*Exercise goal*
Gather the lines below that include the string "value", copying each in full.

========

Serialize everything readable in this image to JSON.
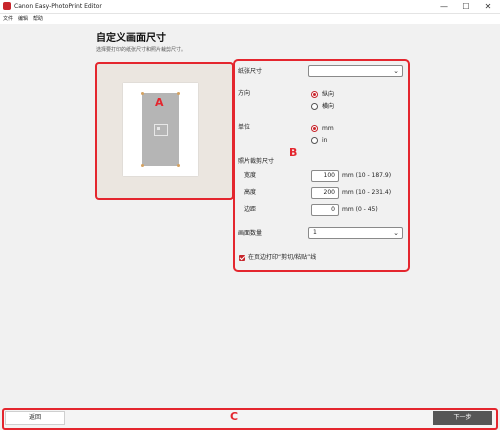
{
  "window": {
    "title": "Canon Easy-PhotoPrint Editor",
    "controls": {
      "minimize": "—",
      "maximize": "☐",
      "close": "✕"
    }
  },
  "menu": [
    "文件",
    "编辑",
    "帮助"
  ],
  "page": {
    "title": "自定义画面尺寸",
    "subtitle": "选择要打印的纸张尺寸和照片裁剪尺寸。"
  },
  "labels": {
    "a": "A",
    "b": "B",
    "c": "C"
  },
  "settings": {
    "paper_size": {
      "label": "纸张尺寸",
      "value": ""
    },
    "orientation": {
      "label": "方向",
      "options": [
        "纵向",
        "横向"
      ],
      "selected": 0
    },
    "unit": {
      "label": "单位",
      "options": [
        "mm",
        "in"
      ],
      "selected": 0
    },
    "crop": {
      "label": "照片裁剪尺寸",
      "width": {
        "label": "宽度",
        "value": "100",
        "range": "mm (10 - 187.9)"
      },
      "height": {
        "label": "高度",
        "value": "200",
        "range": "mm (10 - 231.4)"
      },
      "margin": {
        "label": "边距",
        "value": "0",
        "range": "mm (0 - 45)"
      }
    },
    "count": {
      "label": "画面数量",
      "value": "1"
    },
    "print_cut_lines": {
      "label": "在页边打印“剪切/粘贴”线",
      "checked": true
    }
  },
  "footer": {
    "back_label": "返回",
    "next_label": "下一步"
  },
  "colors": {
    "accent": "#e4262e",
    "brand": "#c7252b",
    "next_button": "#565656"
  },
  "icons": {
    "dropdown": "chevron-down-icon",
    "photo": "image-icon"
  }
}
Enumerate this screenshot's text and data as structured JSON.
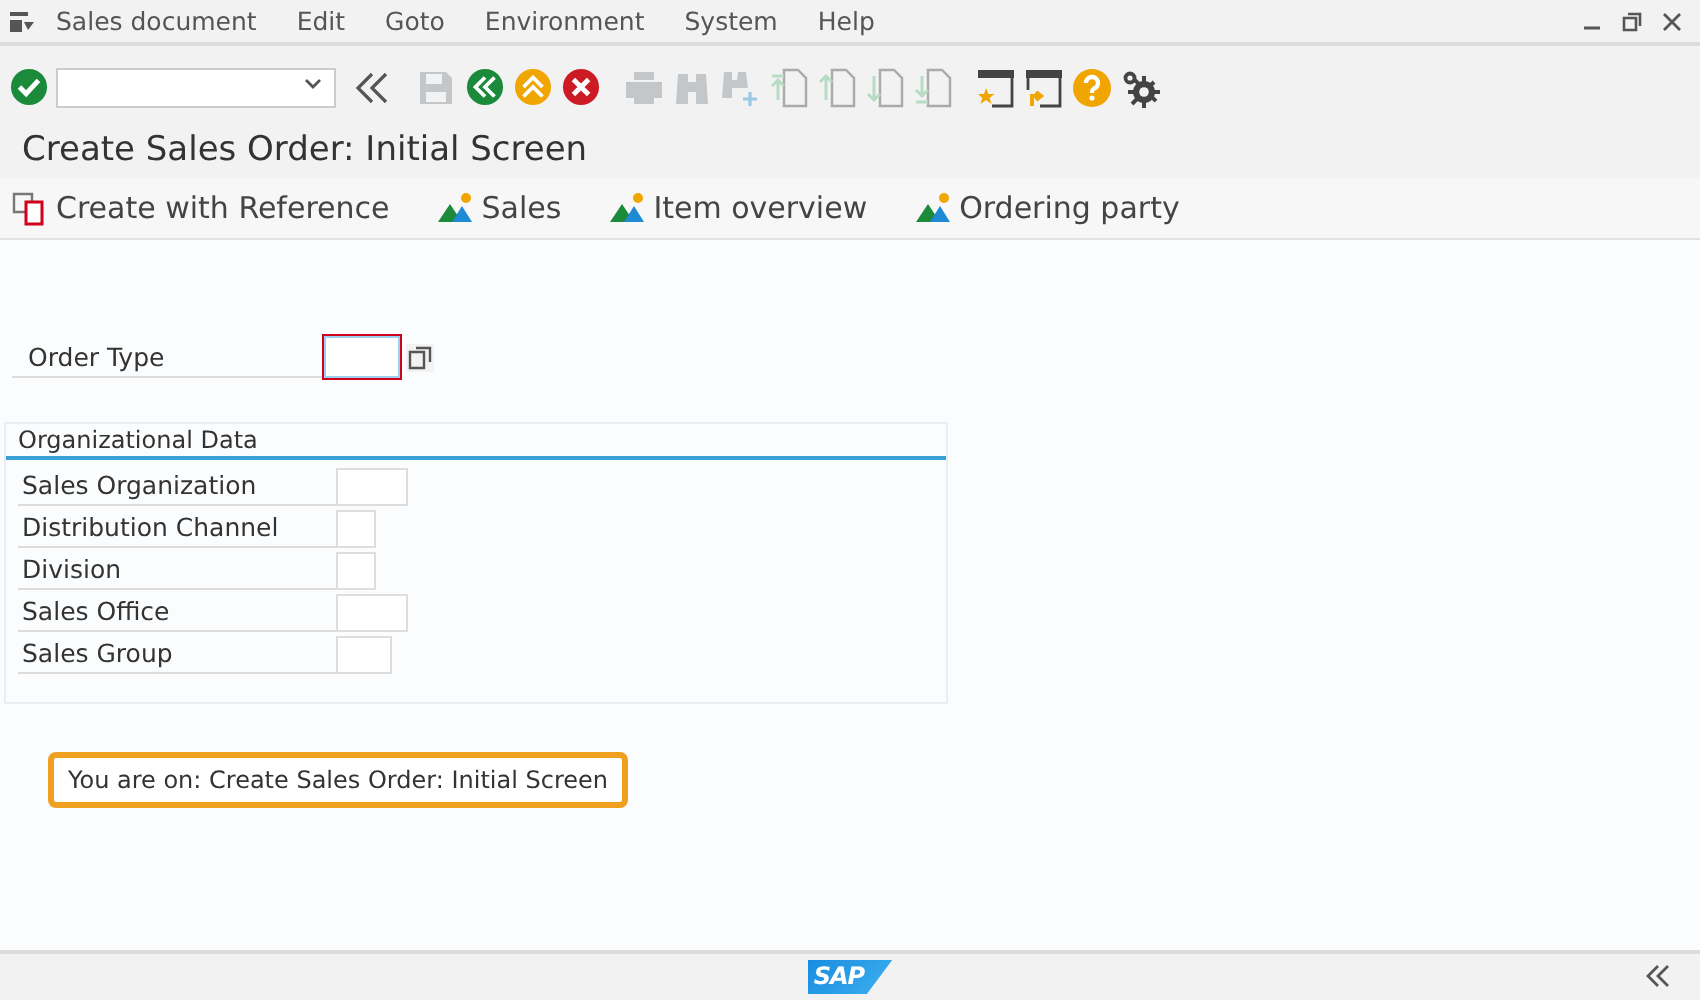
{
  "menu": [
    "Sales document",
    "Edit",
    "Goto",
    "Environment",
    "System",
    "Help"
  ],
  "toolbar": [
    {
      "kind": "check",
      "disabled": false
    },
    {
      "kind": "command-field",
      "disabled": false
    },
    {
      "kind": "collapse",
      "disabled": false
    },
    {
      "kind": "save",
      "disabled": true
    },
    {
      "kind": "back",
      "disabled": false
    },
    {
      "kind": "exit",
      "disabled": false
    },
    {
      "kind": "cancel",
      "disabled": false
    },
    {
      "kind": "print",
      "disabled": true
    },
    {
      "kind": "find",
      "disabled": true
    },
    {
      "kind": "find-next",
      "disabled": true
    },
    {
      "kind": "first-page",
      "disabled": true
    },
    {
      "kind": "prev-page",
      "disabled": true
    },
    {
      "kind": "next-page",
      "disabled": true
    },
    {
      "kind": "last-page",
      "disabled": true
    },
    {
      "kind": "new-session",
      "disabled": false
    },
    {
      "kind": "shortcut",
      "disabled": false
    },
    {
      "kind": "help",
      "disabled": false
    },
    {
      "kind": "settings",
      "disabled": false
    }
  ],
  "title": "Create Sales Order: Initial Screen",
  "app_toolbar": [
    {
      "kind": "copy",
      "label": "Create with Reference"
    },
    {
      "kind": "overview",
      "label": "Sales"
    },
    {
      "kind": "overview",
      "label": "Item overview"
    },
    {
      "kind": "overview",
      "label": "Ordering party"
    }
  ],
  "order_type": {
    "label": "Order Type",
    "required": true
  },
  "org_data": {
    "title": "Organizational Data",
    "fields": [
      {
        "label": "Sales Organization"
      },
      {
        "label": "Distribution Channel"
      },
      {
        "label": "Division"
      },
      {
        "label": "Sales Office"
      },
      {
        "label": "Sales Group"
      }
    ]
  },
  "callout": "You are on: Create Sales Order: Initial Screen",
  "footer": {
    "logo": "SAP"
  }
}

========

*Answer*
      "value": ""
        "value": "100",
        "value": "200",
        "value": "0",
      "value": "1"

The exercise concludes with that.